The big downside for China is that its association with such a bad actor affects its standing with the countries it really needs. “China needs Western trade and has to follow the rules-based order to keep the machinery of economic growth on track,” Andrew Collier of Hong Kong-based Orient Capital Research wrote to me.

Don’t let anyone tell you China isn’t reliant on the American market. Last year, the country’s merchandise trade surplus with the U.S. accounted for 58.6% of its overall surplus. And this calculation assumes the accuracy of Beijing’s numbers, which have traditionally understated exports to America.

China is risking its access to America and Europe as well. Without them, the Chinese economy, increasingly export-dependent, would crumble.

Beijing is hitching itself to an imploding power. Even if Moscow eventually annexes all of Ukraine—Russia’s battlefield advances are gaining momentum according to the Pentagon—the effort will weaken the Russian state. The cost of this gigantic misadventure is estimated to be $20 billion a day, and Russia’s economy, according to recent estimates, will shrink between 15% to 20% this year.

“If it hasn’t already, Beijing will discover soon that an alliance of two between China and a shriveling power with an economy one-thirtieth the size of its own and incomparably less dynamic—even one propped by a surfeit of nuclear weapons—isn’t much of an alliance,” writes journalist Howard French. Russia, he believes, “will emerge as a shriveled version of its recent self: a weak, isolated, and increasingly dysfunctional state.”

True, China could let Russia wither, but that would be a waste of a valuable asset. The Russian Federation is valuable to the People’s Republic of China only if it’s a strong state, French argues, because that will prevent the world paying too much attention to Beijing. The risk for China, therefore, is that it will be tempted to bail out Moscow so that Russia can perform this distract-others function.

Yet Beijing, burdened with massive Belt & Road and other commitments abroad, can ill afford another sinkhole obligation like Russia. At the moment, China, with a slow-moving debt crisis at home and a stagnant economy, looks overstretched. Russia then begins to resemble an albatross firmly tied to the neck of the Chinese state.

It is not clear that Xi Jinping, focused on geopolitics, is willing to cut Vladimir Putin loose, however.
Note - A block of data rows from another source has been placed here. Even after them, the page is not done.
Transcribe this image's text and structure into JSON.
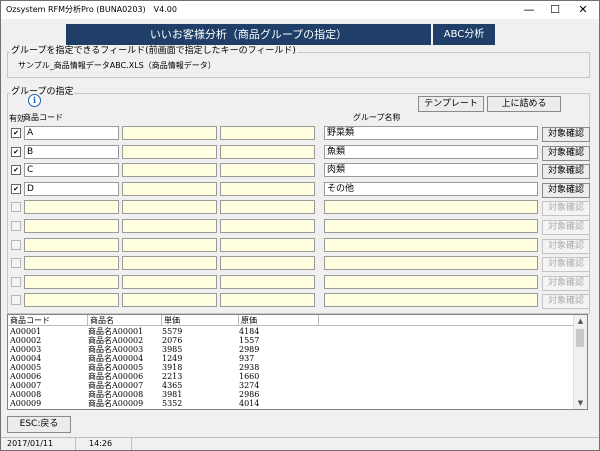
{
  "window": {
    "title": "Ozsystem RFM分析Pro (BUNA0203)　V4.00",
    "minimize": "—",
    "maximize": "☐",
    "close": "✕"
  },
  "header": {
    "title": "いいお客様分析（商品グループの指定）",
    "abc": "ABC分析"
  },
  "field_group": {
    "label": "グループを指定できるフィールド(前画面で指定したキーのフィールド)",
    "text": "サンプル_商品情報データABC.XLS（商品情報データ）"
  },
  "group_section": {
    "label": "グループの指定",
    "template_button": "テンプレート",
    "pack_button": "上に詰める",
    "col_enabled": "有効",
    "col_code": "商品コード",
    "col_name": "グループ名称",
    "confirm_label": "対象確認",
    "rows": [
      {
        "checked": true,
        "code": "A",
        "name": "野菜類",
        "active": true
      },
      {
        "checked": true,
        "code": "B",
        "name": "魚類",
        "active": true
      },
      {
        "checked": true,
        "code": "C",
        "name": "肉類",
        "active": true
      },
      {
        "checked": true,
        "code": "D",
        "name": "その他",
        "active": true
      },
      {
        "checked": false,
        "code": "",
        "name": "",
        "active": false
      },
      {
        "checked": false,
        "code": "",
        "name": "",
        "active": false
      },
      {
        "checked": false,
        "code": "",
        "name": "",
        "active": false
      },
      {
        "checked": false,
        "code": "",
        "name": "",
        "active": false
      },
      {
        "checked": false,
        "code": "",
        "name": "",
        "active": false
      },
      {
        "checked": false,
        "code": "",
        "name": "",
        "active": false
      }
    ]
  },
  "product_list": {
    "columns": [
      "商品コード",
      "商品名",
      "単価",
      "原価"
    ],
    "rows": [
      [
        "A00001",
        "商品名A00001",
        "5579",
        "4184"
      ],
      [
        "A00002",
        "商品名A00002",
        "2076",
        "1557"
      ],
      [
        "A00003",
        "商品名A00003",
        "3985",
        "2989"
      ],
      [
        "A00004",
        "商品名A00004",
        "1249",
        "937"
      ],
      [
        "A00005",
        "商品名A00005",
        "3918",
        "2938"
      ],
      [
        "A00006",
        "商品名A00006",
        "2213",
        "1660"
      ],
      [
        "A00007",
        "商品名A00007",
        "4365",
        "3274"
      ],
      [
        "A00008",
        "商品名A00008",
        "3981",
        "2986"
      ],
      [
        "A00009",
        "商品名A00009",
        "5352",
        "4014"
      ]
    ]
  },
  "footer": {
    "esc_button": "ESC:戻る",
    "date": "2017/01/11",
    "time": "14:26"
  }
}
China’s leader sees great value in the Russian aggressor.

As the Economist writes, “In Beijing, scholars and high-ranking government advisers predict that today’s shows of Western unity will fade sooner or later, as sanctions fail to break Russia and instead send energy prices soaring.” The Chinese believe the invasion will “hasten America’s decline and slow retreat from the world.” The resulting “new global order” will allow China to establish its sphere of influence.

Xi looks like he believes now is the time to get rid of America. He’s willing to support a weak state to do so. He is betting on everything to win the world.

Yet the bold Chinese ruler is making a critical mistake. Russia is diminishing China.

Gordon G. Chang is the author of The Coming Collapse of China and The Great U.S.-China Tech War. Follow him on Twitter @GordonGChang.

Written By

Gordon G. Chang is the author of The Great U.S.-China Tech War and Losing South Korea, booklets released by Encounter Books. His previous books are Nuclear Showdown: North Korea Takes On the World and The Coming Collapse of China, both from Random House. Chang lived and worked in China and Hong Kong for almost two decades, most recently in Shanghai, as Counsel to the American law firm Paul Weiss and earlier in Hong Kong as Partner in the international law firm Baker & McKenzie.